1. FYI, I am a biologist; I get to ask this question. =)
2. I ask the question because of an international literary contest.
QUESTION: What do these 2 winning passages,
from a bad fiction contest, have in common?
(from the dailymail.co.uk article on the San Jose State University's
"As he told her that he loved her she gazed into his eyes, wondering, as she noted the infestation of eyelash mites, the tiny deodicids burrowing into his follicles to eat the greasy sebum therein, each female laying up to 25 eggs in a single follicle, causing inflammation, whether the eyes are truly the windows of the soul; and, if so, his soul needed regrouting."
Cathy Bryant, Manchester, England
(photo from here by Stephen Gschmeissner)
"As an ornithologist, George was fascinated by the fact that urine and feces mix in birds’ rectums to form a unified, homogeneous slurry that is expelled through defecation, although eying Greta's face, and sensing the reaction of the congregation, he immediately realized he should have used a different analogy to describe their relationship in his wedding vows."
David Pepper, Hermosa Beach, CA
Guano mining in the Central Chinchua (Chincha) Islands, ca. 1860. Photo of fig 3.1 on page 30 of Glantz, "Currents of Change", which shows Neg. No. 311830 from the American Museum of Natural History. Copyright to image presumed expired. (from Wikipedia)
These were 2 of the 3 winning passages, and it certainly seems that the characters whose thoughts we're reading are biologists. The 3rd entry talked about humid Amazonian air filled with tiny bugs--still biology.
3. I have been accused of grossing people out.
It's pretty much never on purpose.
On one occasion, (NPS) coworkers were talking during lunch about some stinky dead thing in the park, and I cheerfully piped up to tell them that part of what they were smelling was cadaverine, a happy chemical that, per Wiki:

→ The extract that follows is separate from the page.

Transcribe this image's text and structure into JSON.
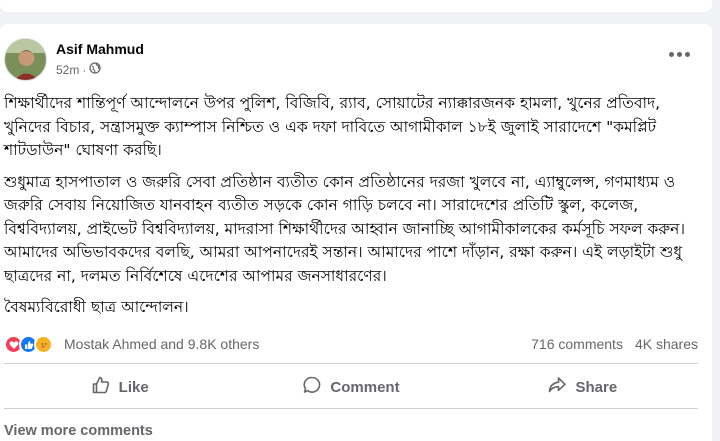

Apparently, what I thought was a delightful factoid was, to some, one of the grossest things they'd ever heard.
And from then on, if someone talked about something icky while I was in that back room trying to eat my lunch and I complained, a particular woman would say, without looking up, "Cadaverine."
And my complaints were thus quashed.
=( We're so misunderstood.
=( We're so misunderstood.
4. So, yes, I do have a bandanna festooned with sketches of mammal poop.
But, I have taken it off to lay next to a mile-long fur-filled poop
so my co-workers and I could identify it (our job, donchano).
We concluded it was a mountain lion.
That, my friends, is not gross.
That's super cool.
If you study all things living,
and living things eat and kill and poop and die,
it's bound to get messy.
But, that's okay.
Life is messy.
And biologists are comfortable with that.
So, on the day that I found a small paper bag in my work-mailbox,
opened it up, and found a dead lizard (and no note),
did I scream and fling it across the room?
No. I sighed & smiled, mentally noting it was Sceloperus occidentalis.
And while dining at a fancy French restaurant,
when I spied a rat scurrying from table to table
amid the forest of (oblivious) diners' feet,
did I freak out, point to it in horror, and initiate a panicked stampede?
No. I giggled into my napkin,
my eyes wide with surprise and complete merriment.
It was one of the funniest things I'd ever seen.
You try to be fancy (fine French dining),
you try to live a refined, elegant life,
learn about oak-y wines, and which fork goes with what,
then Nature sends a giant rat into the room,
to remind people that they are just another species,
scrambling for survival.
So, if you need someone to catch that rat or giant spider,
to rescue raccoons from your dumpster,
or scare a bear away from your camp site
to restore your illusion of refinement and safety
(and that is exactly what it is),
call a biologist.
We might gross you out at the dinner table,
but we'll get the job done.
So you don't have to.